December 6, 1920 We offer the Central Committee to instruct the People’s Commissariat of Foreign Affairs to work out a draft treaty with Turkey, which would guarantee the independence of Georgia and the independence of Armenia, and the independence of Georgia does not mean the inviolability of its present territory, about which there may be special agreements. The borders between Armenia and Turkey should be determined by a mixed commission with our participation, taking into account the ethnographic needs of both the Armenian and Muslim populations.
The same letter also speaks of Moscow’s fears of an “excessive” alliance between Moscow and Ankara against Great Britain:
“Caution requires that mutual assistance against England is not formulated in a treaty. It should define in general terms the long-term friendly relations between the two states. In addition, one should make that exchange of secret notes with a mutual promise to inform each other in case of any changes in relations with the Entente.
At the same time, Moscow actually gave the go-ahead for the “cutting” of the borders of Armenia initiated by Turkey, which, we repeat, was embodied in the transfer of the Nakhichevan region to Azerbaijan in 1921 and in the restoration of Turkish sovereignty in the ex-Russian part of Western Armenia (Kars, Ardahan, Artvin, Sarykamysh) in 1920-1921
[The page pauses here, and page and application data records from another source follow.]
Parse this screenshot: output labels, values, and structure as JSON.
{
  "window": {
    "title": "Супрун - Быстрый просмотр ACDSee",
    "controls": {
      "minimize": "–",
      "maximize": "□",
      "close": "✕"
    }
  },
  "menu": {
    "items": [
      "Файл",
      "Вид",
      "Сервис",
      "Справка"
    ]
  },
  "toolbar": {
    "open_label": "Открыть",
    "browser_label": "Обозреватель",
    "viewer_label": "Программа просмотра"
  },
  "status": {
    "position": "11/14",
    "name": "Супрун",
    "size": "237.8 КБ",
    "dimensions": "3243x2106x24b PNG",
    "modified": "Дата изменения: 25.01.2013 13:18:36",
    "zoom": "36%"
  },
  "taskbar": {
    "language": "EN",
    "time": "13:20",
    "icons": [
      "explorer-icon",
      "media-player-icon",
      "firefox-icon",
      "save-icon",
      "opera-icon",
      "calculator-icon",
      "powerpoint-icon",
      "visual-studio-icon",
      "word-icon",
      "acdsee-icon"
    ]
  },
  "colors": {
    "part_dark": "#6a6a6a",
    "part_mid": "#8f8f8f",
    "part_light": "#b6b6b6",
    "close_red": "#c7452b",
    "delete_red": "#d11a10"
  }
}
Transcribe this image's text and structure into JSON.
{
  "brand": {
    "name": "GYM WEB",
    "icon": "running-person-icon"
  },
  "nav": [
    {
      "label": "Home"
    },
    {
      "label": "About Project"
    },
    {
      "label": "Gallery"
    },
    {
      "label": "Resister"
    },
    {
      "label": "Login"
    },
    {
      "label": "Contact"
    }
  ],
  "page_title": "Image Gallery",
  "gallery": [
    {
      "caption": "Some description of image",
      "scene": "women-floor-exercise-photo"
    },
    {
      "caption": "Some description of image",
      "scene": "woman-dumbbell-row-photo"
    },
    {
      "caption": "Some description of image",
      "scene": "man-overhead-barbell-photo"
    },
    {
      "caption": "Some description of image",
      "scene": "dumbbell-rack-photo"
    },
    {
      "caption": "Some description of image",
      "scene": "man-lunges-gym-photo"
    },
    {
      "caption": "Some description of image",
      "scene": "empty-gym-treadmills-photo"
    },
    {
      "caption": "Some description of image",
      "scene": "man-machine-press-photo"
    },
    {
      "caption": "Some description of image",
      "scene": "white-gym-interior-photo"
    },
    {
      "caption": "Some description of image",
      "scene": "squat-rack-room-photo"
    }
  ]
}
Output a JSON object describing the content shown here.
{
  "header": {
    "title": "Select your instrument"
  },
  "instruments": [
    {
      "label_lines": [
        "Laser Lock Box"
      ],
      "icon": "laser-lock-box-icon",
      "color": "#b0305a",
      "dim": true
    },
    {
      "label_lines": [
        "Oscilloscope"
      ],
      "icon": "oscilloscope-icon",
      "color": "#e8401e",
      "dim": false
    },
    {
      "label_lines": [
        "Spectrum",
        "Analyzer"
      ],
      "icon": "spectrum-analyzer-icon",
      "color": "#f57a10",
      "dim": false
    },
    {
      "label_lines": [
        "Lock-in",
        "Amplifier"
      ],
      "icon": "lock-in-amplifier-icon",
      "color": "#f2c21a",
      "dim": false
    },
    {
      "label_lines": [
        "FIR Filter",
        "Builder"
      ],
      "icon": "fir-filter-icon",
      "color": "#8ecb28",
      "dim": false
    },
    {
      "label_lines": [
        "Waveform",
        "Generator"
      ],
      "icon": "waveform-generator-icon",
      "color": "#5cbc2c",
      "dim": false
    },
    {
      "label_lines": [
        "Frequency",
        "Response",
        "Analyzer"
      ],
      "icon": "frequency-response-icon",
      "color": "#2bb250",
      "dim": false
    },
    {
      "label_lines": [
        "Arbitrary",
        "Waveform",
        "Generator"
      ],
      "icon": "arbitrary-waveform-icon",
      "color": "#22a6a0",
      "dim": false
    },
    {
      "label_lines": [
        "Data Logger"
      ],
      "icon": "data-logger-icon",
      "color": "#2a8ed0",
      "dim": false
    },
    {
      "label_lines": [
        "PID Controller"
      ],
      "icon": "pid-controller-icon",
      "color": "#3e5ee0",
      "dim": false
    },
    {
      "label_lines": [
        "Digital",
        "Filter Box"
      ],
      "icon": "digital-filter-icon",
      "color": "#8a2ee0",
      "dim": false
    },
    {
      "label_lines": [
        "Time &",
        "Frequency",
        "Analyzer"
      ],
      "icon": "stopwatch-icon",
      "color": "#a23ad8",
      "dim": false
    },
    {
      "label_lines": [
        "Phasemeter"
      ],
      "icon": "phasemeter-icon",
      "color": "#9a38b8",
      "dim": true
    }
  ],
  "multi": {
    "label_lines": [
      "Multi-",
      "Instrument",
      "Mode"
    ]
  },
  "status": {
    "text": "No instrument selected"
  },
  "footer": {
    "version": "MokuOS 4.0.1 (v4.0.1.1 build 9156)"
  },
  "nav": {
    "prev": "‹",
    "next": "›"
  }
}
This line is also seen in the letter of the head of the Caucasian Bureau of the Central Committee of the RCP (b) G.K. Ordzhonikidze to the People’s Commissar G. Chicherin on December 8, 1920:
Turks have very little trust in the Armenian communists (in Armenia the Bolshevik power was established from the end of November 1920). The true intention of the Turks, in my opinion, is to divide Armenia with us. They will not engage in discrediting the Council of the Government.
In the development of this approach, it was noted that
the Turkish people will understand absolutely nothing if they now make concessions to the Armenian government. In Moscow, the final word will belong to the Soviet government.
Pan-Turkist expansionism was not at all rejected by the Kemalists either before or after Sevres. This was first announced by M. Kemal on October 29, 1933 at the celebration of the 10th anniversary of the official proclamation of the Turkish Republic: